Professor Baron: “That’s right.”
Portman: “Thank you for your time. Ms. Weismann?”
Anne Weismann, Outside Counsel, Center for Responsibility and Ethics in Washington and the Project On Government Oversight: “On the issue of confidentiality, we have a rich history and tradition of protecting that through the assertion of executive privilege. And in this respect, I respectfully disagree with Professor Turley. I think the recent example with the assertion by former President Trump and the refusal of President Biden to recognize that assertion illustrates exactly that we have the right processes in place. President Trump had the ability to fully explain his position and assert his interests in several courts, as did the President. And several courts weighed those assertions and made a decision. And they did so based on, I think, a pretty well developed body of case law. Privilege claims are really the bread and butter of what courts do. So I think there are definitely protections already in place to ensure confidentiality. The PRA itself has those protections in place by providing for confidentiality for a set number of years. But we also now know that there are processes that a former President can use in order to protect interests that they believe need to be protected. So I am of the view that there are adequate protections already in the judicial system that we have.”
Portman: “Mr. Turley, response to that?”
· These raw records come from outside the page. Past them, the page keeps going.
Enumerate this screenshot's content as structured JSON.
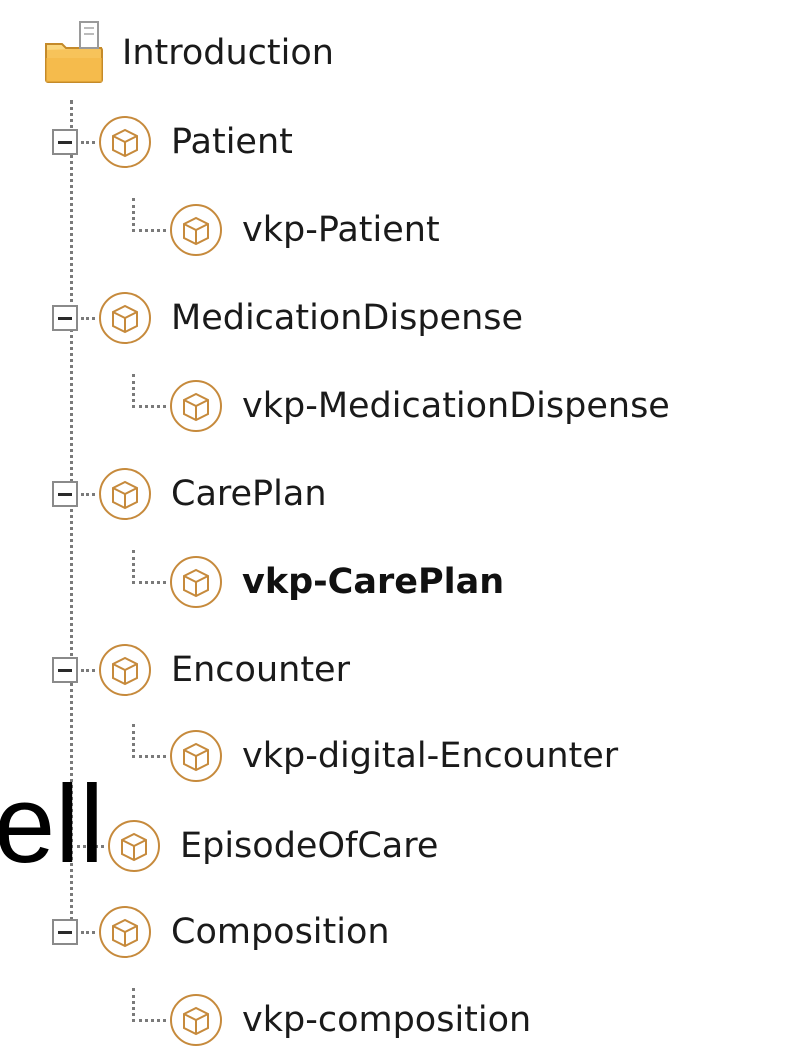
{
  "tree": {
    "root": {
      "label": "Introduction",
      "icon": "folder-icon"
    },
    "nodes": [
      {
        "label": "Patient",
        "expanded": true,
        "child": {
          "label": "vkp-Patient",
          "bold": false
        }
      },
      {
        "label": "MedicationDispense",
        "expanded": true,
        "child": {
          "label": "vkp-MedicationDispense",
          "bold": false
        }
      },
      {
        "label": "CarePlan",
        "expanded": true,
        "child": {
          "label": "vkp-CarePlan",
          "bold": true
        }
      },
      {
        "label": "Encounter",
        "expanded": true,
        "child": {
          "label": "vkp-digital-Encounter",
          "bold": false
        }
      },
      {
        "label": "EpisodeOfCare",
        "expanded": false
      },
      {
        "label": "Composition",
        "expanded": true,
        "child": {
          "label": "vkp-composition",
          "bold": false
        }
      }
    ]
  },
  "overlay": {
    "text": "ell"
  },
  "colors": {
    "cube": "#f3c27a",
    "folder": "#f7c35a",
    "text": "#1a1a1a"
  }
}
Mr. Turley: “I would respectfully disagree. And I don’t think we’re that far apart. I think we share many of the same values with regard to these laws and I think we share the same conclusion as to this particular controversy. What I was suggesting in my testimony is that there is an ambiguity here. I don’t agree that the standard is so clear for Presidents and when they go to court that they can really address the full scope of the concerns here. If you procedurally are correct in the use of this act, the only thing that really a court can balance is the type of Nixon criteria as the separation of powers and that’s a standard that is largely still favoring disclosure in many of these cases. All I’m suggesting is that Congress can consider in addition to these other proposals that cut back on the executive branch, it can consider articulating a clearer standard. And it seems to me the standard on the shield laws fits sort of nicely with these issues that if you take, for example, the Trump controversy on the override, I expect you could have gotten a bicameral vote to get access. But putting that aside, the standard itself is simply suggesting that if you can get this information from another source as we do under shield laws, that should be the first course that you take because I think there is room for mischief in the future. And I am worried because if we see the terrible divisions in our politics today, I’m worried about President Biden and other successors in being able to feel confident that their communications will be confidential, particularly for that period immediately after they leave office.”
Portman: “Yeah, I think it’s a good point. My time has expired. But if you all could make sure all three of you give us your specific views on the private right of action issue and whether there’s a necessary standard and basis that you would think be necessary in order for people to be able to pursue a private right of action. I have concerns about that, but I just want to hear from each of you if you could provide your written comments on that for the record, that’d be great. Thank you, Mr. Chairman.”